An end to exploitation
Construction’s recovery means that clients that have had the upper hand since the start of the recession now have to find ways of persuading contractors to work for them - so expect a lot more collaboration.
The state of the industry can be accurately summed up by the recent strong results from brickmaker Michelmersh. Brick prices are rising, to £348 per 1,000 from their previous level of £343 per 1,000. Apparently this inflation will continue through 2014 and some are starting to talk about a national brick shortage. The construction industry is back in business!
The challenge now is no longer one of survival through recession but expansion during recovery.

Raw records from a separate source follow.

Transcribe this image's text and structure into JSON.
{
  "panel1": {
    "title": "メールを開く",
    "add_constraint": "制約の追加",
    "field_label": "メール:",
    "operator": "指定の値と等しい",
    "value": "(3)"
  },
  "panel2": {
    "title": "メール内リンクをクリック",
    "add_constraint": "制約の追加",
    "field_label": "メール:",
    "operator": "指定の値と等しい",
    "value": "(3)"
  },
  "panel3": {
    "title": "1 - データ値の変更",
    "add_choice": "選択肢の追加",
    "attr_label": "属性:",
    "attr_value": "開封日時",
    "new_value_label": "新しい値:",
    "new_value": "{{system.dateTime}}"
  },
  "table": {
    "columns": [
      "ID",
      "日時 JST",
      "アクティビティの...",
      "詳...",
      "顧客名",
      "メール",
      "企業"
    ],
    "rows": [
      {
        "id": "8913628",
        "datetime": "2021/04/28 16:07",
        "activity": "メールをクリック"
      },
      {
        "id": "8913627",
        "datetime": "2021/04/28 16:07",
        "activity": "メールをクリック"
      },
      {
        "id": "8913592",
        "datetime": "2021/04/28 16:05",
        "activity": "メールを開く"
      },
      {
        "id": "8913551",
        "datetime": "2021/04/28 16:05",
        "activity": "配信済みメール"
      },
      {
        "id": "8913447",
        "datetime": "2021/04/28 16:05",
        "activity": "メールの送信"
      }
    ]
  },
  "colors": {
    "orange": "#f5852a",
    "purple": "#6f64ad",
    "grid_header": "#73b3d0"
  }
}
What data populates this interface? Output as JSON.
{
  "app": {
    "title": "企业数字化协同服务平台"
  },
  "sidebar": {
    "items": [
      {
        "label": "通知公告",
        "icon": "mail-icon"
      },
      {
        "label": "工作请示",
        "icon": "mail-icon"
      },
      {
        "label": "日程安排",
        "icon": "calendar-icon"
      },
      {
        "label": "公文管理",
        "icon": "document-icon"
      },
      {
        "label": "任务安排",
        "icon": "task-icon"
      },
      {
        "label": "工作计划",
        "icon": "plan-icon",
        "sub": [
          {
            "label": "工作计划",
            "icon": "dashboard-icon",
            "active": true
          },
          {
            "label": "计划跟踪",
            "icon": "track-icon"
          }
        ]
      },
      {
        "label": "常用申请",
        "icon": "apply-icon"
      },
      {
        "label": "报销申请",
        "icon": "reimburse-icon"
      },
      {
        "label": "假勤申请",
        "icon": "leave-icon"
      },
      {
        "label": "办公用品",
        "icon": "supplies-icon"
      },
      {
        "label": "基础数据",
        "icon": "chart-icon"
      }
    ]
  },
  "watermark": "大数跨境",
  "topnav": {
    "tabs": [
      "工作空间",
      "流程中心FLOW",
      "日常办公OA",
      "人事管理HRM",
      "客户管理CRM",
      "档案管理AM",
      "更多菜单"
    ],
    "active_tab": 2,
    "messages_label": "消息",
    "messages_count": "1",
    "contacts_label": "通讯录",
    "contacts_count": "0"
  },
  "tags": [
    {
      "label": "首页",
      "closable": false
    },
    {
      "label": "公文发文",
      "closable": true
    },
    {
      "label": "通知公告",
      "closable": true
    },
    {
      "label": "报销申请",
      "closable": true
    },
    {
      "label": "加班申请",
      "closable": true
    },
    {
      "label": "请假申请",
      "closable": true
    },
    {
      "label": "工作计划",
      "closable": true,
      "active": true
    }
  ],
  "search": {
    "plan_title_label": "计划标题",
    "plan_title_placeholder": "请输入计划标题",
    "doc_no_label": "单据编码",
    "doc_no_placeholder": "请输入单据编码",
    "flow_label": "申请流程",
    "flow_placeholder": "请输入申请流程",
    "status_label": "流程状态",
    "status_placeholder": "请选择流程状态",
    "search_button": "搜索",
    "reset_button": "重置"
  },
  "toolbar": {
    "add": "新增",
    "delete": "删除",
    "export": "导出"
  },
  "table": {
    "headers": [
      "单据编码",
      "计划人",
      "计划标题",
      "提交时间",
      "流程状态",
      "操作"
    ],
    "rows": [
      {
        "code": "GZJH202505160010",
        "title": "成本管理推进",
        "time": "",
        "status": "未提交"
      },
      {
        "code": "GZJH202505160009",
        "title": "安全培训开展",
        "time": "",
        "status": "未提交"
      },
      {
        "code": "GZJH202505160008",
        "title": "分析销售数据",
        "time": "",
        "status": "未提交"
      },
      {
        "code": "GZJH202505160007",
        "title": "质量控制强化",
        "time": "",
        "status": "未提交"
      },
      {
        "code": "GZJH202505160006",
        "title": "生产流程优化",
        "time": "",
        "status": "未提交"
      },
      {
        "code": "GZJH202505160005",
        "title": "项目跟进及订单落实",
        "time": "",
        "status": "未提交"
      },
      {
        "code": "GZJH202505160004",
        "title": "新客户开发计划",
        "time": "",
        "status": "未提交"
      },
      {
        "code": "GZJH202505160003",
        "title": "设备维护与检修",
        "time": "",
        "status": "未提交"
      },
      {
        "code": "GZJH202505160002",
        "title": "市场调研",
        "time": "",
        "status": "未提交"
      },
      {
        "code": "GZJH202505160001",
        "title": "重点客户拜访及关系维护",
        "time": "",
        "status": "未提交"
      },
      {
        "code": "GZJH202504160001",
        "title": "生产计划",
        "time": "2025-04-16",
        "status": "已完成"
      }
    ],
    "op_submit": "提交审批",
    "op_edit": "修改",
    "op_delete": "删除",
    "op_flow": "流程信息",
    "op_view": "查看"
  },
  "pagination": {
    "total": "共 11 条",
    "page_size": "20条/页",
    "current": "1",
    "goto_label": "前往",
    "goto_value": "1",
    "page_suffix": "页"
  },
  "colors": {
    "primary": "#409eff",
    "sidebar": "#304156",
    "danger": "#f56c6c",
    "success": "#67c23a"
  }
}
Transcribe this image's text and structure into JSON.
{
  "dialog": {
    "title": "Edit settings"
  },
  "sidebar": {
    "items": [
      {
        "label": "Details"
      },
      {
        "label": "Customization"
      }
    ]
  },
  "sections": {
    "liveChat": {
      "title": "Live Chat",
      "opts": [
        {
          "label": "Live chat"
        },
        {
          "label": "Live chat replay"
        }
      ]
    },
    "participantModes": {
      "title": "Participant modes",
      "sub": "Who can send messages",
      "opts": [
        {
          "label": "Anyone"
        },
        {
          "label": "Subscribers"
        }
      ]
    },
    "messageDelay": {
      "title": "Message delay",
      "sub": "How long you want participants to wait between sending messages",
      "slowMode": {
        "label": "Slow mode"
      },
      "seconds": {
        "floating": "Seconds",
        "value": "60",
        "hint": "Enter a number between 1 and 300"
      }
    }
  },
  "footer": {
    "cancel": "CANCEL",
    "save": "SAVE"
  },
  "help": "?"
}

Our industry is not the same one coming out of the long, dark slump as it was going in, and there are already signs, from the contractor community especially, that it is not back to “business as usual” with client-led demands shaping the response of a desperate industry hungry for work.
Sir David Higgins, newly installed at the head of HS2, has recently been keen to tell the industry that he wants a more ambitious, shrunken timeline to get the mega-railway under way. The supplier response has been muted, to say the least.
There is a new forthright confidence being displayed by firms that had to fight for work to survive post 2008 and now, having escaped, bloodied but unbowed, appear determined not to return to being treated as the poor relations in the new construction era.
Contractors in particular are clearly looking to re-establish their margins in order to pay off loans, provide dividends to shareholders and reinstate their balance sheets. The housebuilders are fine, their shareholders cannot believe their good fortune. For others, however, the times have been tough.
The industry has shrunk by 40% over the past six years and it is noticeable that the major subcontractors, for instance, are now much more sophisticated in their approach to controlling workload. Some argue that they may not work for clients with whom they do not have an established track record. Therefore for those planning new buildings and drawing up a schedule of costs, it’s not just about rising development prices but also the fact that the supply chain has been shrunk. Areas such as sub-structure, cladding and M&E are vital to the building going up and contractors will no longer be rushing to cut their throats to bid for whatever work is going. The firms around today simply don’t have the capacity to take on a lot of extra work and will not over-extend themselves as they may have done in the past.
There is a new confidence being displayed by firms that have survived the recession bloodied but unbowed and appear determined not to return to being treated as the poor relations in the new construction era.
The top contractors will now choose for whom they work and they often want an established relationship, a strong client covenant, a limited competitive tender process and guaranteed payment terms. In time there will be more suppliers coming back into the market but it will take a while for the industry to bounce back and so, on the basis of supply and demand economics, prices will inevitably push up.
One of the indicators of contractors starting to flex their muscles is their recent criticism of the introduction of project bank accounts, where all suppliers are paid for their work from a single pot, removing the main contractor’s ability to manage the flow of cash downwards. Firms like Mace and Kier have warned that project bank accounts could lead to price increases.
It is argued that working on schemes with a project bank imposed will no longer be quite such an attractive option for contractors in the future if cash flow is more difficult. Project bank accounts are becoming established practice in public sector projects, and while not judging the rights and wrongs of the case, you have to ask whether prices will have to rise in the long term as contractors realise that they will need to start making money in other ways.
I note that Kier’s outgoing chief executive Paul Sheffield has been quoted as saying: “If your construction business is no longer going to generate the levels of cash that it used to, why would you get out of bed for one or two per cent?”
I am not sure that we would have seen such robust views expressed in the past. There is an implicit message here: “We want the work of course, but we are not going to work without reward. And at the moment you need us more than we need you…”
The client always has an option to walk away but conversely the actions of a government facing an election and courting an industry that represents 6% of GDP with projects like Crossrail and HS2 mean it’s more than likely that they are going to soak up labour and expertise. Which in turn will affect prices for the general market.
So perhaps it is not surprising that while on the one hand HS2 says it wants to telescope construction timelines, it is also keen to adopt a collaborative and partnering approach. I suspect this is out of a sense of necessity rather than just to reduce costs and improve timelines.
It may well be true that in the short term the buzz word doing the rounds will be “collaboration” rather than “exploitation”, because for clients this will be only way of getting things built in the recovery phase.
Richard Steer is Chairman of Gleeds Worldwide.
Opinion piece first published in Building on the 10th of April 2014